Wayne County also continues to await Internal Revenue Service approval to use the existing jail bonds on the DDOT site instead of the Gratiot property. The project, county officials have said, cannot advance without it.
Gilbert’s plan calls for a 2,280-bed jail, courthouse, prosecutor offices, sheriff administrative offices and a juvenile detention facility.
In exchange for the complex, Gilbert’s Rock Ventures wants to use the county’s unfinished jail site in Greektown for a mixed-use development. It has pivoted from plans to erect a soccer stadium at the site in hopes of attracting an MLS team. Instead, Ford Field is now the preferred site for a future soccer franchise.
The county would be responsible for $380 million, plus the cost of acquiring the land from Detroit. Rock has said it anticipates the complex would be completed by November 2020 and vowed to cover any cost overruns.
Gilbert’s proposal has been in competition with Chicago-based Walsh Construction’s plans to finish the jail site at its current location on Gratiot.

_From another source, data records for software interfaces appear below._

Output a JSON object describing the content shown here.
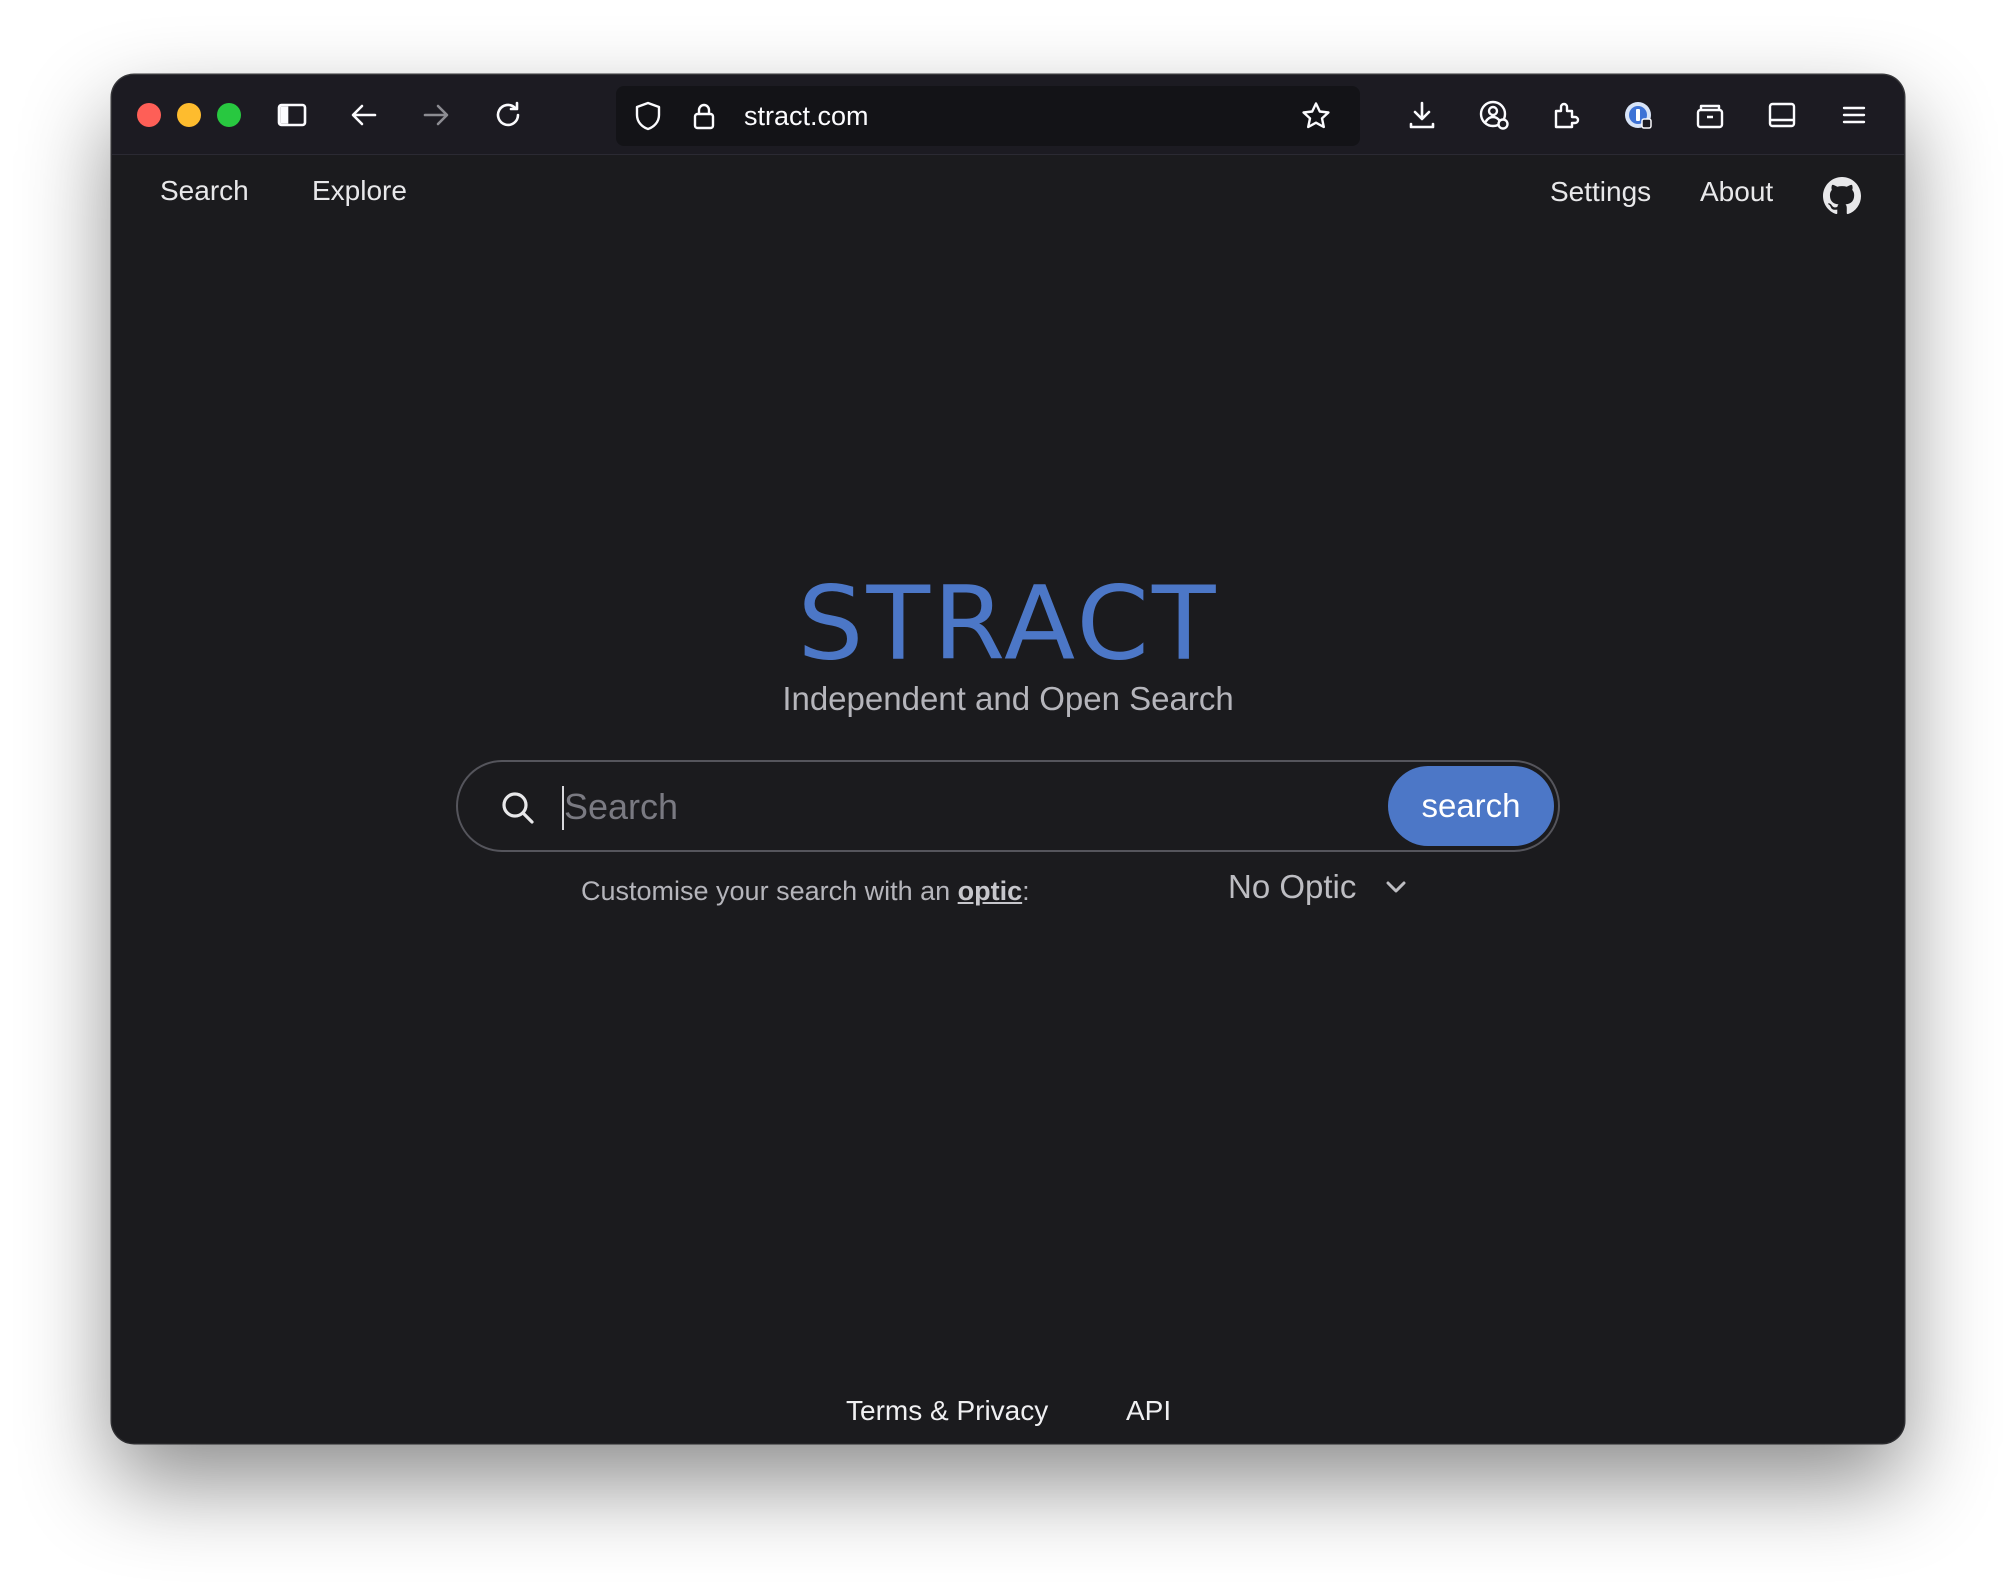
{
  "browser": {
    "url": "stract.com"
  },
  "nav": {
    "search": "Search",
    "explore": "Explore",
    "settings": "Settings",
    "about": "About"
  },
  "hero": {
    "brand": "STRACT",
    "tagline": "Independent and Open Search"
  },
  "search": {
    "placeholder": "Search",
    "button_label": "search"
  },
  "optic": {
    "prefix": "Customise your search with an ",
    "link": "optic",
    "suffix": ":",
    "selected": "No Optic"
  },
  "footer": {
    "terms": "Terms & Privacy",
    "api": "API"
  },
  "colors": {
    "accent": "#4c77c7",
    "page_bg": "#1b1b1e",
    "toolbar_bg": "#1c1b22"
  }
}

Wayne County in September extended a $500,000 stipend agreement with Walsh to keep the firm’s county jail proposal on the table as it looks to reach the separate agreement with Gilbert.
The county has to decide by Dec. 1 or pay Walsh the $500,000, officials said.
Construction on the original $220 million Gratiot jail project began in 2011, under former Wayne County Executive Bob Ficano. It was halted in June 2013 after $100 million in overruns and claims of corruption.
The half-finished jail costs the county about $1.3 million per month. Finishing the project on the Gratiot site also remains an option.